Not everyone can be a winner but, according to the track and field’s governing body, no one is a loser, either.
The International Association of Athletics Federations reportedly asked reporters and commentators to do away with the term “fastest loser” after complaints that the wording devalues athletes’ accomplishments.
The IAAF has asked those covering the sport to use the phrase “fastest non-automatic qualifiers” to describe the athletes who fail to win a race or competition but still advance to the next round, The Guardian reported Thursday.
A source told the paper they wouldn’t use the word “banned” when describing the phrase.
A separate source told the paper, jokingly: “Soon we’ll have to call them all winners…but some were just a little bit faster than the others.”
An IAAF spokesperson told The Guardian that moving away from the term “fastest loser” is a part of the “evolution of language.”
“There hasn’t been an official policy to drop the phrase ‘fastest loser’ but the move away from it reflects the evolution of the language,” the spokesperson told the paper. “We want to recognize making finals or making it through a heat is a good thing, whatever place an athlete finishes.”

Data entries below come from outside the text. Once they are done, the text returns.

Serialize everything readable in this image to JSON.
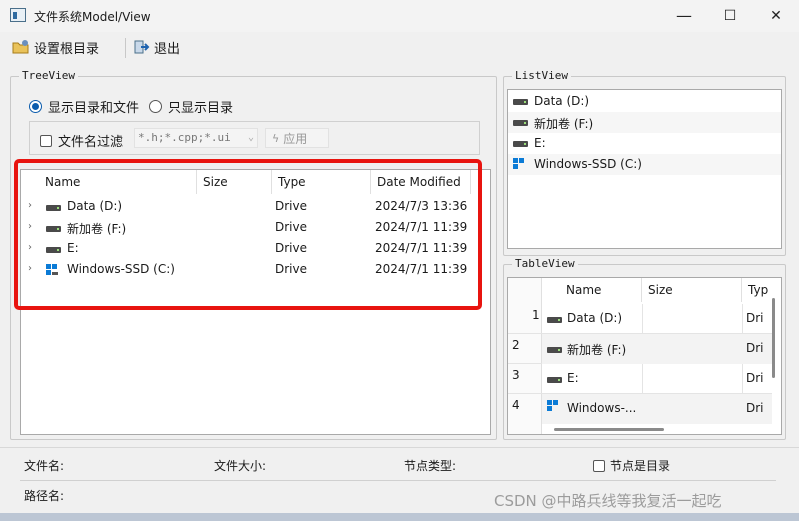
{
  "window": {
    "title": "文件系统Model/View",
    "minimize": "—",
    "maximize": "☐",
    "close": "✕"
  },
  "toolbar": {
    "set_root_label": "设置根目录",
    "exit_label": "退出"
  },
  "treeview_group": {
    "title": "TreeView",
    "radio_all": "显示目录和文件",
    "radio_dirs": "只显示目录",
    "filter_label": "文件名过滤",
    "filter_value": "*.h;*.cpp;*.ui",
    "apply_label": "应用"
  },
  "tree": {
    "headers": [
      "Name",
      "Size",
      "Type",
      "Date Modified"
    ],
    "rows": [
      {
        "name": "Data (D:)",
        "size": "",
        "type": "Drive",
        "modified": "2024/7/3 13:36",
        "icon": "drive-icon"
      },
      {
        "name": "新加卷 (F:)",
        "size": "",
        "type": "Drive",
        "modified": "2024/7/1 11:39",
        "icon": "drive-icon"
      },
      {
        "name": "E:",
        "size": "",
        "type": "Drive",
        "modified": "2024/7/1 11:39",
        "icon": "drive-icon"
      },
      {
        "name": "Windows-SSD (C:)",
        "size": "",
        "type": "Drive",
        "modified": "2024/7/1 11:39",
        "icon": "windows-drive-icon"
      }
    ]
  },
  "listview_group": {
    "title": "ListView",
    "items": [
      "Data (D:)",
      "新加卷 (F:)",
      "E:",
      "Windows-SSD (C:)"
    ]
  },
  "tableview_group": {
    "title": "TableView",
    "headers": [
      "Name",
      "Size",
      "Typ"
    ],
    "rows": [
      {
        "num": "1",
        "name": "Data (D:)",
        "type": "Dri"
      },
      {
        "num": "2",
        "name": "新加卷 (F:)",
        "type": "Dri"
      },
      {
        "num": "3",
        "name": "E:",
        "type": "Dri"
      },
      {
        "num": "4",
        "name": "Windows-...",
        "type": "Dri"
      }
    ]
  },
  "status": {
    "filename_label": "文件名:",
    "filesize_label": "文件大小:",
    "nodetype_label": "节点类型:",
    "is_dir_label": "节点是目录",
    "path_label": "路径名:"
  },
  "watermark": "CSDN @中路兵线等我复活一起吃",
  "colors": {
    "highlight_border": "#e8140f",
    "accent": "#0b5cad"
  }
}
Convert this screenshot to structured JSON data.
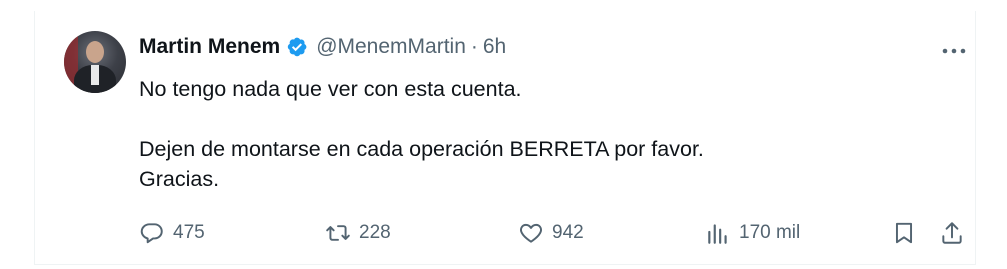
{
  "tweet": {
    "author_name": "Martin Menem",
    "handle": "@MenemMartin",
    "separator": "·",
    "time": "6h",
    "lines": [
      "No tengo nada que ver con esta cuenta.",
      "Dejen de montarse en cada operación BERRETA por favor.",
      "Gracias."
    ]
  },
  "actions": {
    "replies": "475",
    "reposts": "228",
    "likes": "942",
    "views": "170 mil"
  },
  "icons": {
    "verified": "verified-badge-icon",
    "more": "more-icon",
    "reply": "reply-icon",
    "repost": "repost-icon",
    "like": "heart-icon",
    "views": "views-icon",
    "bookmark": "bookmark-icon",
    "share": "share-icon"
  },
  "colors": {
    "text": "#0f1419",
    "secondary": "#536471",
    "verified": "#1d9bf0"
  }
}
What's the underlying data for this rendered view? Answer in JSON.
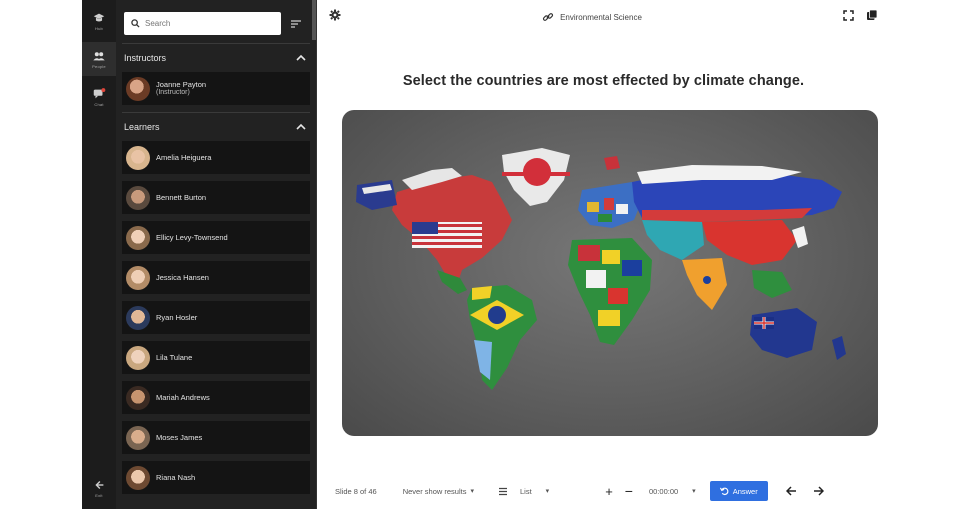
{
  "rail": {
    "items": [
      {
        "label": "Hub",
        "icon": "hat-icon"
      },
      {
        "label": "People",
        "icon": "people-icon"
      },
      {
        "label": "Chat",
        "icon": "chat-icon"
      }
    ],
    "bottom_label": "Exit"
  },
  "people_panel": {
    "search_placeholder": "Search",
    "instructors_heading": "Instructors",
    "instructors": [
      {
        "name": "Joanne Payton",
        "role": "(Instructor)"
      }
    ],
    "learners_heading": "Learners",
    "learners": [
      {
        "name": "Amelia Heiguera"
      },
      {
        "name": "Bennett Burton"
      },
      {
        "name": "Ellicy Levy-Townsend"
      },
      {
        "name": "Jessica Hansen"
      },
      {
        "name": "Ryan Hosler"
      },
      {
        "name": "Lila Tulane"
      },
      {
        "name": "Mariah Andrews"
      },
      {
        "name": "Moses James"
      },
      {
        "name": "Riana Nash"
      }
    ]
  },
  "main": {
    "session_title": "Environmental Science",
    "question": "Select the countries are most effected by climate change.",
    "bottombar": {
      "slide_counter": "Slide 8 of 46",
      "results_select": "Never show results",
      "view_select": "List",
      "timer": "00:00:00",
      "answer_button": "Answer"
    }
  },
  "colors": {
    "rail_bg": "#1c1c1c",
    "panel_bg": "#222222",
    "accent": "#2f6fe0"
  }
}
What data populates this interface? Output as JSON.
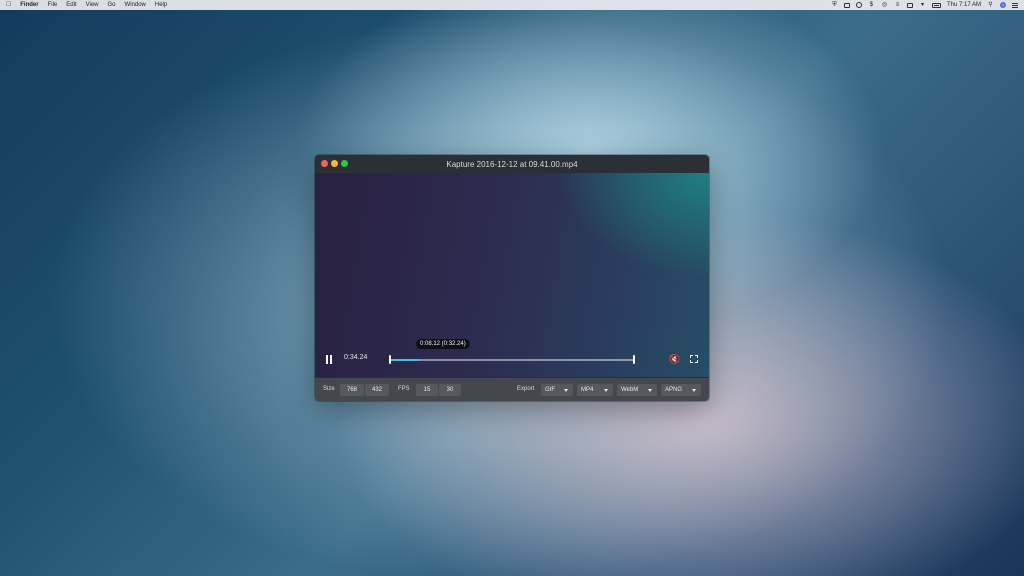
{
  "menubar": {
    "app_name": "Finder",
    "items": [
      "File",
      "Edit",
      "View",
      "Go",
      "Window",
      "Help"
    ],
    "clock": "Thu 7:17 AM",
    "status_icons": [
      "shield-icon",
      "cloud-icon",
      "circle-icon",
      "dollar-icon",
      "wifi-icon",
      "layers-icon",
      "display-icon",
      "volume-icon",
      "battery-icon",
      "search-icon",
      "siri-icon",
      "notification-list-icon"
    ]
  },
  "window": {
    "title": "Kapture 2016-12-12 at 09.41.00.mp4",
    "player": {
      "current_time": "0:34.24",
      "tooltip": "0:08.12 (0:32.24)",
      "progress": 0.123,
      "muted": true
    },
    "toolbar": {
      "size_label": "Size",
      "width": "768",
      "height": "432",
      "fps_label": "FPS",
      "fps_low": "15",
      "fps_high": "30",
      "export_label": "Export",
      "formats": [
        "GIF",
        "MP4",
        "WebM",
        "APNG"
      ]
    }
  },
  "colors": {
    "accent_progress": "#46c2e6",
    "close": "#fc5f57",
    "minimize": "#fdbc2e",
    "maximize": "#28c840"
  }
}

The IAAF’s World Athletics Championships begin Friday in Qatar.